Toby and Karen are at the bar in a nice restaurant. There's mellow piano music playing in the background. She's trying to convince him to either take or buy some fifty-yard-line football tickets she's got. Toby's declining, so consumed he must be with guilt. In case you're wondering, and I don't doubt that you are, my hair looks more or less like Karen's, except I'm not blonde. He tells her she can't have the job. He tells her about the Senate-confirmable problem. He assures her they'll find her something. She says he doesn't have to do that. Toby: "Can't be Museum Studies. God forbid the Senate falls out of the mix on that." Karen laughs, and says she's made a lot of enemies on the Hill and they don't owe her. Toby insists that they do, explaining that it was his call to go ahead with the gasoline-tax hike, knowing it was a loser and pushing for it anyway. She says it doesn't make any difference. You know, these two have quite a lot of chemistry together, and I don't know if it's just Richard Schiff's natural irresistibility or what, but I bet anyone who'd never seen the show before would think these two were an item based on this scene. Back off, lady. And you too, Ziegler. You've got twins on the way. Parsifal and Ragnarok. She says, "I came out for a gas tax, because someone from Michigan had to. Gas prices are too low. It's why the air's polluted. It's why no one wants alternative fuels." Toby: "And clearly, that argument took the nation by storm." She laughs and says, "In my religion, the whole symbol of the religion ended in crucifixion and condemnation." That's a pretty humble analogy. "That wasn't a measure of the experience. It's just the way it ended." Toby gives her a cute, sheepish look and says, "Yeah, but I'm the Romans." Karen insists, "It's in the living. It's in the campaigning that you make your mark. Sometimes you win. Sometimes you lose." She's awfully philosophical. Toby seems pretty enamoured of her equanimity. Karen adds, "You have until the end of the day on those tickets, by the way." She smiles warmly. Toby takes a drink. Yo, Andi! Now would be a good time to page Toby. I'm just saying.
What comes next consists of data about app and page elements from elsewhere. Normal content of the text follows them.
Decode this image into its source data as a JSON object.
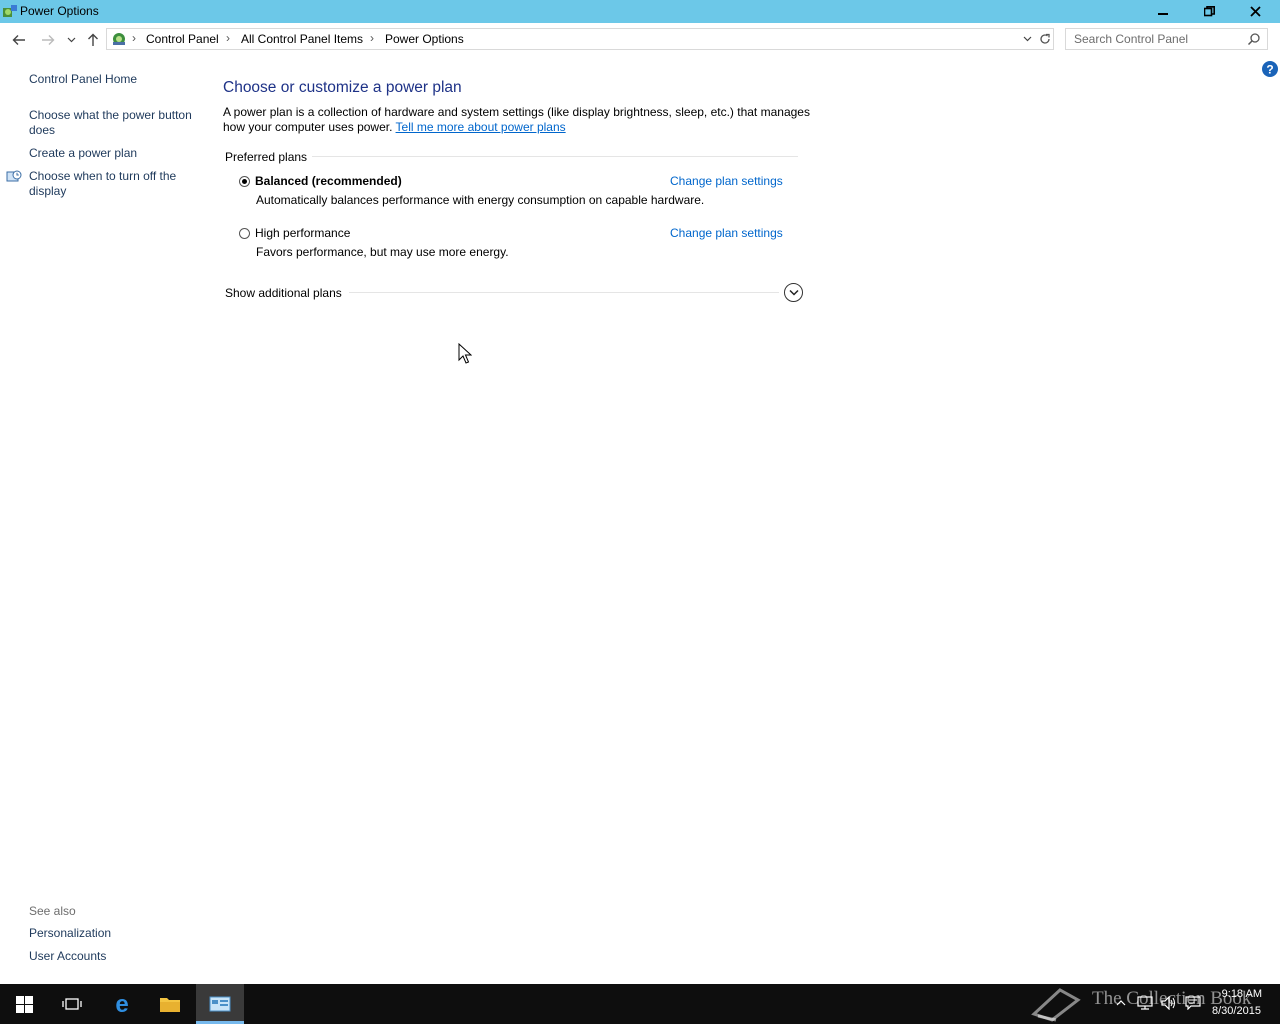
{
  "window": {
    "title": "Power Options"
  },
  "address": {
    "breadcrumbs": [
      "Control Panel",
      "All Control Panel Items",
      "Power Options"
    ],
    "search_placeholder": "Search Control Panel"
  },
  "left_nav": {
    "home": "Control Panel Home",
    "items": [
      "Choose what the power button does",
      "Create a power plan",
      "Choose when to turn off the display"
    ],
    "see_also_label": "See also",
    "see_also": [
      "Personalization",
      "User Accounts"
    ]
  },
  "main": {
    "heading": "Choose or customize a power plan",
    "description": "A power plan is a collection of hardware and system settings (like display brightness, sleep, etc.) that manages how your computer uses power.",
    "learn_more": "Tell me more about power plans",
    "preferred_label": "Preferred plans",
    "plans": [
      {
        "name": "Balanced (recommended)",
        "description": "Automatically balances performance with energy consumption on capable hardware.",
        "selected": true,
        "change_label": "Change plan settings"
      },
      {
        "name": "High performance",
        "description": "Favors performance, but may use more energy.",
        "selected": false,
        "change_label": "Change plan settings"
      }
    ],
    "show_additional": "Show additional plans"
  },
  "taskbar": {
    "time": "9:18 AM",
    "date": "8/30/2015",
    "watermark": "The Collection Book"
  },
  "colors": {
    "titlebar": "#6cc8e8",
    "link": "#0066cc",
    "heading": "#1e3287",
    "taskbar": "#0e0e0e"
  }
}
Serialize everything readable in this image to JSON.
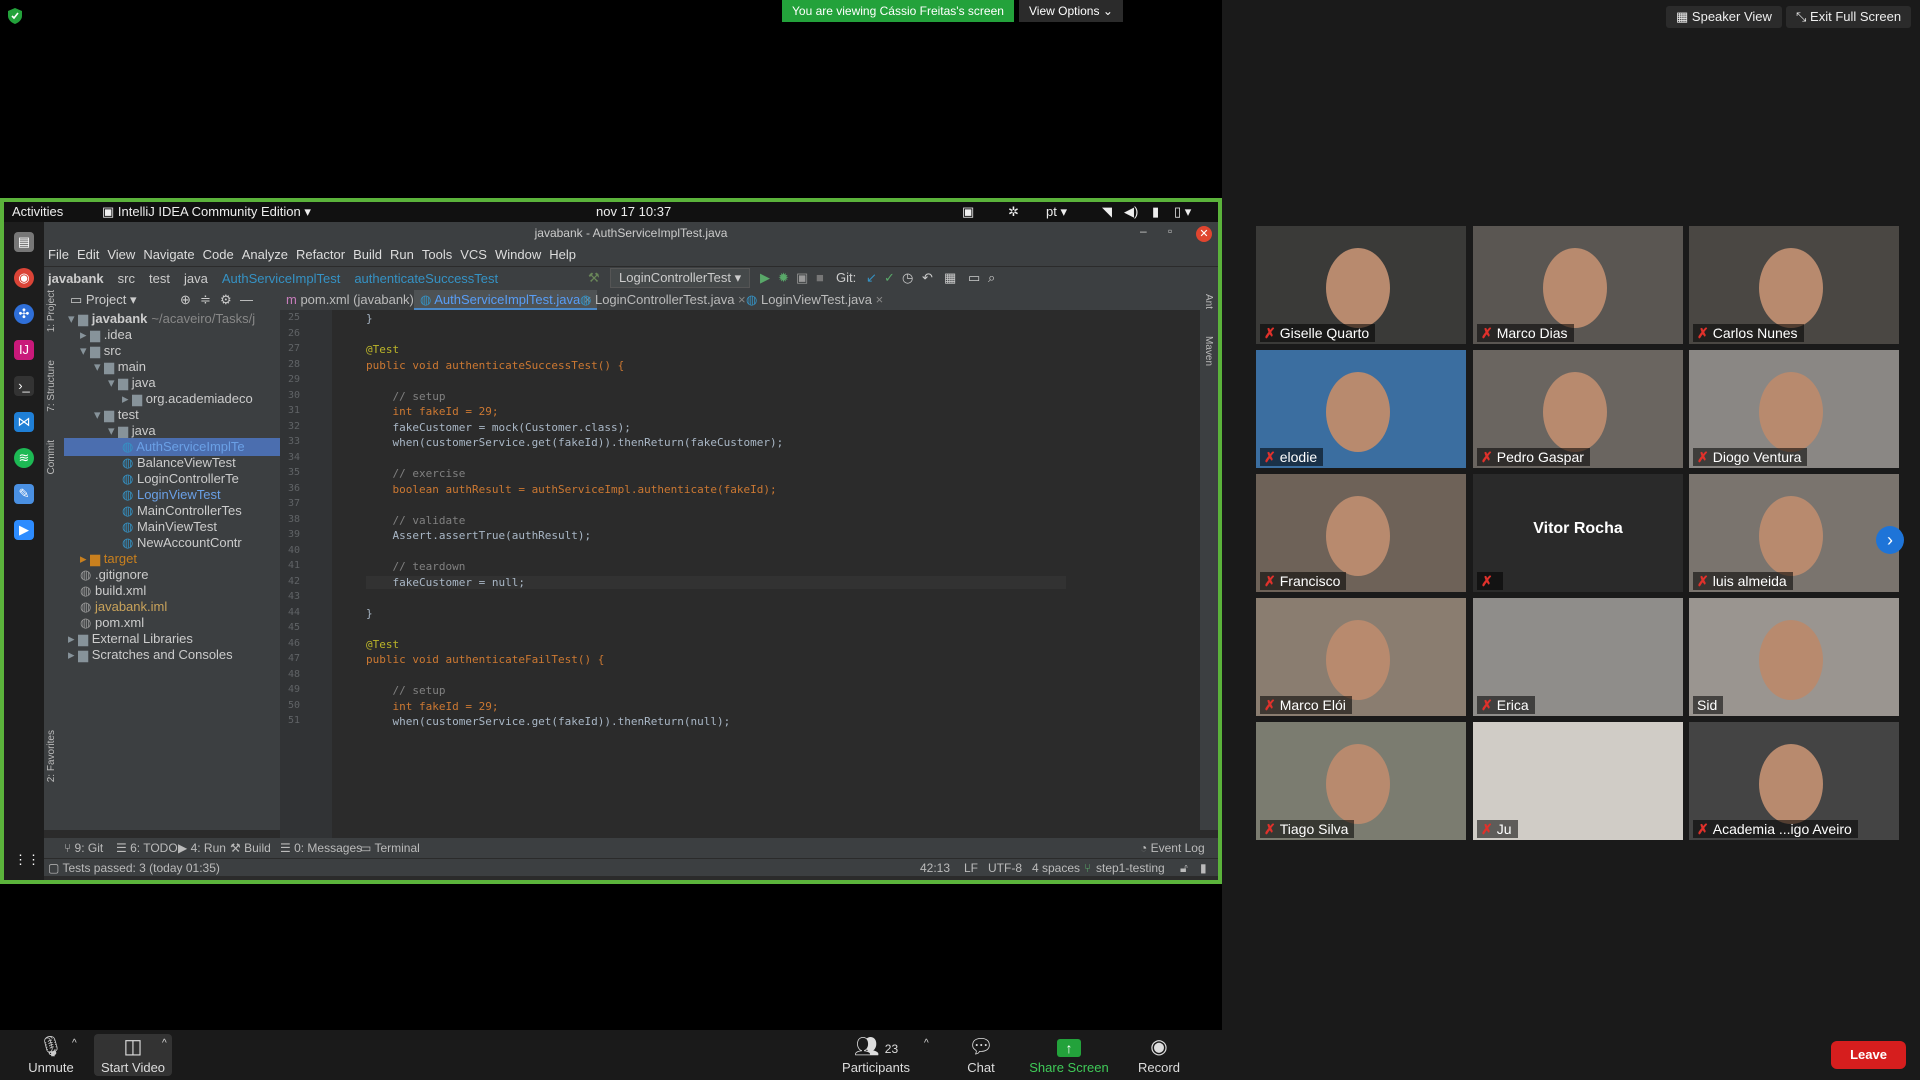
{
  "zoom": {
    "viewing_banner": "You are viewing Cássio Freitas's screen",
    "view_options": "View Options",
    "speaker_view": "Speaker View",
    "exit_full_screen": "Exit Full Screen",
    "toolbar": {
      "unmute": "Unmute",
      "start_video": "Start Video",
      "participants": "Participants",
      "participants_count": "23",
      "chat": "Chat",
      "share_screen": "Share Screen",
      "record": "Record",
      "leave": "Leave"
    },
    "participants": [
      {
        "name": "Giselle Quarto",
        "muted": true
      },
      {
        "name": "Marco Dias",
        "muted": true
      },
      {
        "name": "Carlos Nunes",
        "muted": true
      },
      {
        "name": "elodie",
        "muted": true
      },
      {
        "name": "Pedro Gaspar",
        "muted": true
      },
      {
        "name": "Diogo Ventura",
        "muted": true
      },
      {
        "name": "Francisco",
        "muted": true
      },
      {
        "name": "Vitor Rocha",
        "muted": true
      },
      {
        "name": "luis almeida",
        "muted": true
      },
      {
        "name": "Marco Elói",
        "muted": true
      },
      {
        "name": "Erica",
        "muted": true
      },
      {
        "name": "Sid",
        "muted": false
      },
      {
        "name": "Tiago Silva",
        "muted": true
      },
      {
        "name": "Ju",
        "muted": true
      },
      {
        "name": "Academia ...igo Aveiro",
        "muted": true
      }
    ]
  },
  "desktop": {
    "activities": "Activities",
    "app_name": "IntelliJ IDEA Community Edition",
    "clock": "nov 17  10:37",
    "lang": "pt"
  },
  "ide": {
    "window_title": "javabank - AuthServiceImplTest.java",
    "menu": [
      "File",
      "Edit",
      "View",
      "Navigate",
      "Code",
      "Analyze",
      "Refactor",
      "Build",
      "Run",
      "Tools",
      "VCS",
      "Window",
      "Help"
    ],
    "breadcrumb": [
      "javabank",
      "src",
      "test",
      "java",
      "AuthServiceImplTest",
      "authenticateSuccessTest"
    ],
    "run_config": "LoginControllerTest",
    "git_label": "Git:",
    "tabs": [
      "pom.xml (javabank)",
      "AuthServiceImplTest.java",
      "LoginControllerTest.java",
      "LoginViewTest.java"
    ],
    "project_header": "Project",
    "tree": [
      {
        "label": "javabank",
        "extra": "~/acaveiro/Tasks/j",
        "depth": 0
      },
      {
        "label": ".idea",
        "depth": 1
      },
      {
        "label": "src",
        "depth": 1
      },
      {
        "label": "main",
        "depth": 2
      },
      {
        "label": "java",
        "depth": 3
      },
      {
        "label": "org.academiadeco",
        "depth": 4
      },
      {
        "label": "test",
        "depth": 2
      },
      {
        "label": "java",
        "depth": 3
      },
      {
        "label": "AuthServiceImplTe",
        "depth": 4
      },
      {
        "label": "BalanceViewTest",
        "depth": 4
      },
      {
        "label": "LoginControllerTe",
        "depth": 4
      },
      {
        "label": "LoginViewTest",
        "depth": 4
      },
      {
        "label": "MainControllerTes",
        "depth": 4
      },
      {
        "label": "MainViewTest",
        "depth": 4
      },
      {
        "label": "NewAccountContr",
        "depth": 4
      },
      {
        "label": "target",
        "depth": 1
      },
      {
        "label": ".gitignore",
        "depth": 1
      },
      {
        "label": "build.xml",
        "depth": 1
      },
      {
        "label": "javabank.iml",
        "depth": 1
      },
      {
        "label": "pom.xml",
        "depth": 1
      },
      {
        "label": "External Libraries",
        "depth": 0
      },
      {
        "label": "Scratches and Consoles",
        "depth": 0
      }
    ],
    "code": [
      {
        "n": "25",
        "t": "}"
      },
      {
        "n": "26",
        "t": ""
      },
      {
        "n": "27",
        "t": "@Test"
      },
      {
        "n": "28",
        "t": "public void authenticateSuccessTest() {"
      },
      {
        "n": "29",
        "t": ""
      },
      {
        "n": "30",
        "t": "    // setup"
      },
      {
        "n": "31",
        "t": "    int fakeId = 29;"
      },
      {
        "n": "32",
        "t": "    fakeCustomer = mock(Customer.class);"
      },
      {
        "n": "33",
        "t": "    when(customerService.get(fakeId)).thenReturn(fakeCustomer);"
      },
      {
        "n": "34",
        "t": ""
      },
      {
        "n": "35",
        "t": "    // exercise"
      },
      {
        "n": "36",
        "t": "    boolean authResult = authServiceImpl.authenticate(fakeId);"
      },
      {
        "n": "37",
        "t": ""
      },
      {
        "n": "38",
        "t": "    // validate"
      },
      {
        "n": "39",
        "t": "    Assert.assertTrue(authResult);"
      },
      {
        "n": "40",
        "t": ""
      },
      {
        "n": "41",
        "t": "    // teardown"
      },
      {
        "n": "42",
        "t": "    fakeCustomer = null;"
      },
      {
        "n": "43",
        "t": ""
      },
      {
        "n": "44",
        "t": "}"
      },
      {
        "n": "45",
        "t": ""
      },
      {
        "n": "46",
        "t": "@Test"
      },
      {
        "n": "47",
        "t": "public void authenticateFailTest() {"
      },
      {
        "n": "48",
        "t": ""
      },
      {
        "n": "49",
        "t": "    // setup"
      },
      {
        "n": "50",
        "t": "    int fakeId = 29;"
      },
      {
        "n": "51",
        "t": "    when(customerService.get(fakeId)).thenReturn(null);"
      }
    ],
    "bottom_tools": [
      "9: Git",
      "6: TODO",
      "4: Run",
      "Build",
      "0: Messages",
      "Terminal"
    ],
    "event_log": "Event Log",
    "status_text": "Tests passed: 3 (today 01:35)",
    "status_right": [
      "42:13",
      "LF",
      "UTF-8",
      "4 spaces",
      "step1-testing"
    ],
    "side_left": [
      "1: Project",
      "7: Structure",
      "Commit",
      "2: Favorites"
    ],
    "side_right": [
      "Ant",
      "Maven"
    ]
  },
  "colors": {
    "zoom_green": "#23a23b",
    "share_border": "#5bb33b",
    "leave_red": "#d61e1e",
    "ide_bg": "#2b2b2b"
  }
}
Sam returns to the West Wing, running into Bonnie as he arrives. She welcomes him back and congratulates him. He says, "Okay," and heads for his office. He asks if she knows whether POTUS is still in his office; she says he is. He sets his bag on the chair inside his door. His desk is super-tidy. And he has a Newton's cradle, too; I don't remember that being there. As he takes off his coat, he very briefly looks around his office, packing a whole lot of "last glance" emotion into about two seconds. I could be projecting a little here, because of course I wish he wasn't going, although I'm not livid about it or anything. Still, I say there was a lot in that glance. If nothing else, Rob Lowe has proved on this show that he can make a lot out of a little. He heads to the Oval Office.